By connecting them to weapons they can harness this power to to battle.
With that said, let’s discuss the mechanics of the tail in gameplay:
Paint is essentially “ammo” in the game, and the tails work as a kind of “ammo bar” as you can see how much paint you have left on the tail.
The tail will regenerate paint slowly on it’s own, but you’re able to regenerate paint more quickly by detaching your tail from your weapon.
When your tail is detached from your weapon it’ll drag on the ground behind you.
If your tail is dragged through your teams paint, it’ll soak some of it up and regenerate your paint supply more quickly.
If it’s dragged through your enemys paint or unpainted terrain, you’ll deplete paint more quickly while leaving a trail behind you.
Obviously while your tail is detached from your weapon you’ll be unable to fire, so it’s very important to pick the best opportunity to replenish your paint supply.
This can also be used tactically for example, such as leaving a paint trail behind you if someone is in pursuit and slowing them down.
Hopefully this isn’t too difficult to understand, and it’ll be much easier once you get to try it out for yourselves in-game!
Making it happen:
Figuring out the best way for the tail to flop to the ground and drag behind the player has been difficult, having tried multiple methods of doing so.

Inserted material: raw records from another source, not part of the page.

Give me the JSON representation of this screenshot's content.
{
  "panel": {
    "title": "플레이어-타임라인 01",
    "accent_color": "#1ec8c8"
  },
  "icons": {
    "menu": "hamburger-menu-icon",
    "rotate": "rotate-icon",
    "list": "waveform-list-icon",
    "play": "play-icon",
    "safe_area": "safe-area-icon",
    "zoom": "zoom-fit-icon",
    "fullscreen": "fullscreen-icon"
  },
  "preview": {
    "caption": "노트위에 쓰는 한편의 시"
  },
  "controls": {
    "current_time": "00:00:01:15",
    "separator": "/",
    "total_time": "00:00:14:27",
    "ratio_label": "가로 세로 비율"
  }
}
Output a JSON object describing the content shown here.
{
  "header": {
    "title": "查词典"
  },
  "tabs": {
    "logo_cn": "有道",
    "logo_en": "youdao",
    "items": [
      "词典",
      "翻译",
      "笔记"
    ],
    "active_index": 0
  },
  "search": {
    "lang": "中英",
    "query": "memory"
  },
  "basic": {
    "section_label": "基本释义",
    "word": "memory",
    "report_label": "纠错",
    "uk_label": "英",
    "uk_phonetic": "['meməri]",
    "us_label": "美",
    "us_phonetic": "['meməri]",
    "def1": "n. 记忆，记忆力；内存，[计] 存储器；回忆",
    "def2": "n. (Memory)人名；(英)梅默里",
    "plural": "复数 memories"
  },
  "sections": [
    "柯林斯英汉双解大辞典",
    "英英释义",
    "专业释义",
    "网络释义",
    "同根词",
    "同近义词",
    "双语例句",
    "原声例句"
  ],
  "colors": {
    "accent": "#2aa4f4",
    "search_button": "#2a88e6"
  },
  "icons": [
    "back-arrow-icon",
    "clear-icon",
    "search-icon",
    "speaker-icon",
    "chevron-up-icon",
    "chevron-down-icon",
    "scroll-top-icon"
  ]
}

Initially I tried simple animation and rotation by script, but this lead to a stiff and unnatural look.
I then turned to IK or Inverse Kinematics. The tail was set to an IK chain and a 2nd invisible tail was constructed out of rigidBody components.
The idea was to have the rigidbody tail use Unity’s physics engine to simulate a tail, then have the actual tail follow it’s movement via IK.
If anyone is familiar with Unity physics and how unstable it can be, you’ll understand why this didn’t end up being a viable option..
Sticking with IK, I left the tail as an IK chain and used a raycast to determine the height of the ground behind the player. The tail was then given that point as a target to bend to. Although it was an improvement over other methods so far, this also looked too unnatural and stiff.
Finally I decided to use an IK rig with simulated physics.
The tail is an IK chain with simulated physics. A ray is cast from the end of the tail downwards, getting the height and normal/angle of the ground.
This information is then used in the physics calculations to tell the tail how to act as if it was actually touching the ground.
The result is what I’d envisioned for the tail all along and I couldn’t be happier!
As you can see, it now properly drags behind the player and has basic interaction with the paint it touches.